GOP moving ‘full steam ahead’ with summer convention plans
The Republican National Committee (RNC) is moving “full steam ahead” with plans for its convention in Charlotte, N.C., from Aug. 24 to Aug. 27, the party’s chairwoman said Monday.
“We are full steam ahead planning a traditional convention, working with our team on the ground … to conduct a traditional convention,” Ronna McDaniel said on a call with reporters, the RNC confirmed to The Hill. “We do not think at this time we have to switch to an alternative plan, but of course, we will monitor circumstances and adjust accordingly.”
McDaniel added that the RNC will reassess in late June or early July to see if adjustments need to be made because of the coronavirus pandemic but said the convention is required by bylaws to be held in person.
In a regular convention, thousands of supporters, including party officials, would gather to officially nominate President Trump as the Republican nominee for the 2020 race, but the coronavirus has essentially halted large gatherings nationwide.
“We recognize all major public events will require new processes and protective measures in response to Covid-19, and we are engaged with the relevant groups who will be helping to develop those guidelines to ensure we host a healthy and safe convention here in Charlotte,” 2020 Republican National Convention President and CEO Marcia Lee Kelly said in a statement.
The Democratic National Convention has been postponed from mid-July to Aug. 17 because of concerns about gathering during the pandemic. Presumptive Democratic nominee Joe Biden had suggested earlier this month that the convention may have to be virtual.

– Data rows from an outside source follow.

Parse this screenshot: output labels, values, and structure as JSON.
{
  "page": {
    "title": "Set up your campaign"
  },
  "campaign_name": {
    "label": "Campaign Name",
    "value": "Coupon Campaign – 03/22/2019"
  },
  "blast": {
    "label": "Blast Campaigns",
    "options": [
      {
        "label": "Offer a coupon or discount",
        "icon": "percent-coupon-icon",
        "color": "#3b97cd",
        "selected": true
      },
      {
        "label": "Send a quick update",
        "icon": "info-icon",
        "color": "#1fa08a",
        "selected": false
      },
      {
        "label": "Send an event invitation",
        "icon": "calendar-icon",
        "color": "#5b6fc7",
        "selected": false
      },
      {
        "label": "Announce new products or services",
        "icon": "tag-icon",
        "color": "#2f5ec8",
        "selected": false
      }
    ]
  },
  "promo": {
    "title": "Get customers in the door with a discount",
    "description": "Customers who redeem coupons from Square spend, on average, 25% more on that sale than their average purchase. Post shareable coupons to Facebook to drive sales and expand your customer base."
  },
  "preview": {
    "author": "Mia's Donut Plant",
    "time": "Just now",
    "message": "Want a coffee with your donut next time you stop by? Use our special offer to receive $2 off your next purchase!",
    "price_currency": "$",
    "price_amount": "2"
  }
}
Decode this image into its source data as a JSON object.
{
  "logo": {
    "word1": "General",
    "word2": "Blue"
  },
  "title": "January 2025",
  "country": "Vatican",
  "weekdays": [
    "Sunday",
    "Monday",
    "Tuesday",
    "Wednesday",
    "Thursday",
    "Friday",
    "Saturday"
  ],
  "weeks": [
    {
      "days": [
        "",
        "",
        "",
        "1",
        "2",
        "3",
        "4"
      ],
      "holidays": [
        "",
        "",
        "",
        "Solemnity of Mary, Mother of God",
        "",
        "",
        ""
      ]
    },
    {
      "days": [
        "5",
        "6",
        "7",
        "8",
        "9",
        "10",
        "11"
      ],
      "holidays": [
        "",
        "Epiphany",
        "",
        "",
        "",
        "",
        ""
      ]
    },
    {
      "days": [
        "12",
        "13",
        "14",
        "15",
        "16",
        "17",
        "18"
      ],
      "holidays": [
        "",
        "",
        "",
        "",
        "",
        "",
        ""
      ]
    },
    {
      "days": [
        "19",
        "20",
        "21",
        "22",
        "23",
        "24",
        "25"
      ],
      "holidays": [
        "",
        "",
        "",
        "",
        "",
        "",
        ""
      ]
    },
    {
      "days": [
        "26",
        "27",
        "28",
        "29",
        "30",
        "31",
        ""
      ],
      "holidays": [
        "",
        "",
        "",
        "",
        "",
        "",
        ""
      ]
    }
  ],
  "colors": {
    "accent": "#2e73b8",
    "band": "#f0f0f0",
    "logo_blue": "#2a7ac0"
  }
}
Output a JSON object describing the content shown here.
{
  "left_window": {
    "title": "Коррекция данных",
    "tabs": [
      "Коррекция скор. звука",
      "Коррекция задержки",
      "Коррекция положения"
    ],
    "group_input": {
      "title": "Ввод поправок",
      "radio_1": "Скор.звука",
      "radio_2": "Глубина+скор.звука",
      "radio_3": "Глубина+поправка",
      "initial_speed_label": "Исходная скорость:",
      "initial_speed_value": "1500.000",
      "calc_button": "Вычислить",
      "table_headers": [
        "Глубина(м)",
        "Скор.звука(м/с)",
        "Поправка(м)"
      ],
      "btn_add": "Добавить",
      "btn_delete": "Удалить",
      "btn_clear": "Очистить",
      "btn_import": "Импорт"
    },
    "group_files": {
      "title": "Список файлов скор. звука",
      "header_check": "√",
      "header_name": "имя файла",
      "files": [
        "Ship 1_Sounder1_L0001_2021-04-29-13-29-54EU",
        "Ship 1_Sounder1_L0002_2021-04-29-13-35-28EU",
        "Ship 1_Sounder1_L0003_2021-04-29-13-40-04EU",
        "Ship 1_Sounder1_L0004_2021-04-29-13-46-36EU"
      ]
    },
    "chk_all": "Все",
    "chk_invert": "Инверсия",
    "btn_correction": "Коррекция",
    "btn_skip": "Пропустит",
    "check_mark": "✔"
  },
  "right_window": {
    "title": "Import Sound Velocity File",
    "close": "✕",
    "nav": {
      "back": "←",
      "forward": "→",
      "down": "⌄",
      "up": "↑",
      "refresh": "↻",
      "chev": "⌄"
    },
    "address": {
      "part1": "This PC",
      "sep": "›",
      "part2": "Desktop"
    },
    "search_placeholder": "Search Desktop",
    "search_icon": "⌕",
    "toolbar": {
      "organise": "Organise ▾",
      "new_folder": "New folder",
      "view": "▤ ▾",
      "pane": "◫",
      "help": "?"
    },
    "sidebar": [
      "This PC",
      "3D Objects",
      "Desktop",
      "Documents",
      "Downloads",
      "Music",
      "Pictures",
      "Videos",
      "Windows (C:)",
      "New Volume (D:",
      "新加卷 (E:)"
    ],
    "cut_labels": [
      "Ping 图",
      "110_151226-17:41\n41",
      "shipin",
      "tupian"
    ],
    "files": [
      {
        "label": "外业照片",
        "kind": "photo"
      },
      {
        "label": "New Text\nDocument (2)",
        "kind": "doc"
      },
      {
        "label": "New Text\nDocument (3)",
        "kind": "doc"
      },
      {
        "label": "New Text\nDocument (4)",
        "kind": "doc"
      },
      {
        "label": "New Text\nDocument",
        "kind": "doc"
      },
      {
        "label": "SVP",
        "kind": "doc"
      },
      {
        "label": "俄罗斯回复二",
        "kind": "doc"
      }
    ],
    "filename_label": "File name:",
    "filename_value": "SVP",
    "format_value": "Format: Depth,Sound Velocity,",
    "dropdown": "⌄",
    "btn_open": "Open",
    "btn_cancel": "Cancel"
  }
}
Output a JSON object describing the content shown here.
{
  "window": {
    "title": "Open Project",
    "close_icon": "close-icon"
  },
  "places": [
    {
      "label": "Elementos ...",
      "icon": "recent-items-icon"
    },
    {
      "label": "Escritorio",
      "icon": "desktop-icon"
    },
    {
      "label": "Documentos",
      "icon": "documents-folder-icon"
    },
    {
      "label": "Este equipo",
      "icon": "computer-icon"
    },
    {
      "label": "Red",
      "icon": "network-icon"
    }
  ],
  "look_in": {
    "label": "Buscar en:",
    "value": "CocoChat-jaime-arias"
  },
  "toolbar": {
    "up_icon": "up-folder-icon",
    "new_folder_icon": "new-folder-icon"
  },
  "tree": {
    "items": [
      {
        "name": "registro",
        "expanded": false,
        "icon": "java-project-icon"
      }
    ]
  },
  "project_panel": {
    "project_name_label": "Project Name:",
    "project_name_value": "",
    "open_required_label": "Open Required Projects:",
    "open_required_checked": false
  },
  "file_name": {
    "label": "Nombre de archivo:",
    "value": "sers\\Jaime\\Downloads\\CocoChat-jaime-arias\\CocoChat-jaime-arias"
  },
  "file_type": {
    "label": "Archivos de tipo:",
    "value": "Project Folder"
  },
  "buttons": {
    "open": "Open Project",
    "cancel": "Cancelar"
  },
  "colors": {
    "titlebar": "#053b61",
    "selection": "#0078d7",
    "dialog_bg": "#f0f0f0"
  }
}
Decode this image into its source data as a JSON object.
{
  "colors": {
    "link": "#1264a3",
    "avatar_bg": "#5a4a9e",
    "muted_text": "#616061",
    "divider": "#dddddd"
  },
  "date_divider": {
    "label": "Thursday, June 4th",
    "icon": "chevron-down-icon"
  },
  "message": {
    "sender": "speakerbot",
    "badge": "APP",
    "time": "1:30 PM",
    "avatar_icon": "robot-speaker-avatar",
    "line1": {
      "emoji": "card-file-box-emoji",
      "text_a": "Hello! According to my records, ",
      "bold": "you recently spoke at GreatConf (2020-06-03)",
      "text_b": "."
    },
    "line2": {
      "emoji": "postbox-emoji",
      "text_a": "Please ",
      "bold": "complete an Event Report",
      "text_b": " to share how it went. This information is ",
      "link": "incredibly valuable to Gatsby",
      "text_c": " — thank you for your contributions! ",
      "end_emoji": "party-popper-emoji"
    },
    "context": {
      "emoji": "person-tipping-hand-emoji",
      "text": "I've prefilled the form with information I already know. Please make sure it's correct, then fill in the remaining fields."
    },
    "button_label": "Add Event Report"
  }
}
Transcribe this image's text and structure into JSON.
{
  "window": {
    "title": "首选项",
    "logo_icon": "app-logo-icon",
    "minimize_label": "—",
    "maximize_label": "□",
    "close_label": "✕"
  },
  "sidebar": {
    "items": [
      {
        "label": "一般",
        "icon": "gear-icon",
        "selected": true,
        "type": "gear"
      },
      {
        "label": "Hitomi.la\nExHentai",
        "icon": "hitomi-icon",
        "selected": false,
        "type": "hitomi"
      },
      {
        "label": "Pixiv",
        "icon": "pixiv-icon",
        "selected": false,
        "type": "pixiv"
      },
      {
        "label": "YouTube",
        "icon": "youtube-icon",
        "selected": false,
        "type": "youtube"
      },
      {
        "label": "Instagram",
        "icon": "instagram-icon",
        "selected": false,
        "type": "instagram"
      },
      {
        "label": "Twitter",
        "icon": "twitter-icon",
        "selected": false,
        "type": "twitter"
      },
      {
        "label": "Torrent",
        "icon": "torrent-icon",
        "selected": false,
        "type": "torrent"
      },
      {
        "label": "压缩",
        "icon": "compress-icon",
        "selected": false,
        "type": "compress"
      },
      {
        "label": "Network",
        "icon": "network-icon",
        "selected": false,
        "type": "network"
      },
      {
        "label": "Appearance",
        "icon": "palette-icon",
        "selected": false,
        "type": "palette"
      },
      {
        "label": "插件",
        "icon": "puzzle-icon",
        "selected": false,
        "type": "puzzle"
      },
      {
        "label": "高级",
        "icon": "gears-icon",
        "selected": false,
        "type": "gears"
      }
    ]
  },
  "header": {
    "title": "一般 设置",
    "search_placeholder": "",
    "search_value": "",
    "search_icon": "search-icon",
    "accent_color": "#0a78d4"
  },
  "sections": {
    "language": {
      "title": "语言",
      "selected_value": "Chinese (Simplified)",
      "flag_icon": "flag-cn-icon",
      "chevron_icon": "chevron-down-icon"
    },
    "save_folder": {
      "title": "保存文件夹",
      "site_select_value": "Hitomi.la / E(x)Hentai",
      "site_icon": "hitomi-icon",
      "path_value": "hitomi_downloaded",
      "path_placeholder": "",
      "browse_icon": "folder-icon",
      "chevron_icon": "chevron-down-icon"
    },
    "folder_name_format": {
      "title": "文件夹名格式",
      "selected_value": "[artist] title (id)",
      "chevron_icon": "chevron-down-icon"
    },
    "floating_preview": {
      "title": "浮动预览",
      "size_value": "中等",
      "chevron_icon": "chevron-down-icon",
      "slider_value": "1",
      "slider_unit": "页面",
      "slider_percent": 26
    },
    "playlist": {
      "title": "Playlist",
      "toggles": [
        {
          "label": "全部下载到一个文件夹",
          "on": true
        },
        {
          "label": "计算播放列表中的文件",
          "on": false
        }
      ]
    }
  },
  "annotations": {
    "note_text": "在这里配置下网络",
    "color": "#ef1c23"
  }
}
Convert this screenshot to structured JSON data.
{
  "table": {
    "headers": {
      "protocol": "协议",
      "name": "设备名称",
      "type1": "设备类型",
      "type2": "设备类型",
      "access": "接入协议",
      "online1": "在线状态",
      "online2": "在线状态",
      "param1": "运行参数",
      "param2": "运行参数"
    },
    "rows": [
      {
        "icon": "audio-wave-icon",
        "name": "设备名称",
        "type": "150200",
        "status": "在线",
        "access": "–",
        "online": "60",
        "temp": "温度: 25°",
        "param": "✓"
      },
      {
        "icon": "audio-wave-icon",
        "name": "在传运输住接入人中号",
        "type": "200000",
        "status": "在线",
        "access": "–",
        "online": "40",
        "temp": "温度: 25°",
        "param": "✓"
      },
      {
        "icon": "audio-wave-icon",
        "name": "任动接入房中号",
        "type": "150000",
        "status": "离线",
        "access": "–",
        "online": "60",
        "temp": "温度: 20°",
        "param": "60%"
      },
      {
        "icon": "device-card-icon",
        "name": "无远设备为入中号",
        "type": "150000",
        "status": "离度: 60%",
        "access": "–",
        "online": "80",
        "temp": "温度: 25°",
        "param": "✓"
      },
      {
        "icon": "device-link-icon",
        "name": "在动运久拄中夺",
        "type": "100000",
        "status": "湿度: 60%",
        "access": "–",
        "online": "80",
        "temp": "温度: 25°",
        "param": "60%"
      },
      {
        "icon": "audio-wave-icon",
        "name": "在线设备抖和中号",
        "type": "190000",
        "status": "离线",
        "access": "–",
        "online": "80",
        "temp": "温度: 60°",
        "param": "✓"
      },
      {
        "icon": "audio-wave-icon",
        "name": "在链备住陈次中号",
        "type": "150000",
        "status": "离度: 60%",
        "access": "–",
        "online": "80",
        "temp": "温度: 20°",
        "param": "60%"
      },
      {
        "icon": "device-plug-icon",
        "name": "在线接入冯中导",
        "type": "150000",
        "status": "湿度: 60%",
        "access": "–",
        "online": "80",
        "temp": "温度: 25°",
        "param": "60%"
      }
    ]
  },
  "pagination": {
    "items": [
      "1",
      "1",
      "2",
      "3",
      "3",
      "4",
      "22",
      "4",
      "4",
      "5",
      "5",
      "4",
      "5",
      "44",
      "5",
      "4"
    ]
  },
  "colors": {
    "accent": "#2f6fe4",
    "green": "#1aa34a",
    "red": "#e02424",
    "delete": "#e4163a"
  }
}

The GOP chairwoman told reporters Monday that there are “no plans right now” for Trump to resume his campaign rallies but added that she hopes they can return soon. Trump said last week he wants to hold rallies but won’t if they violate the current six-feet social distancing rules.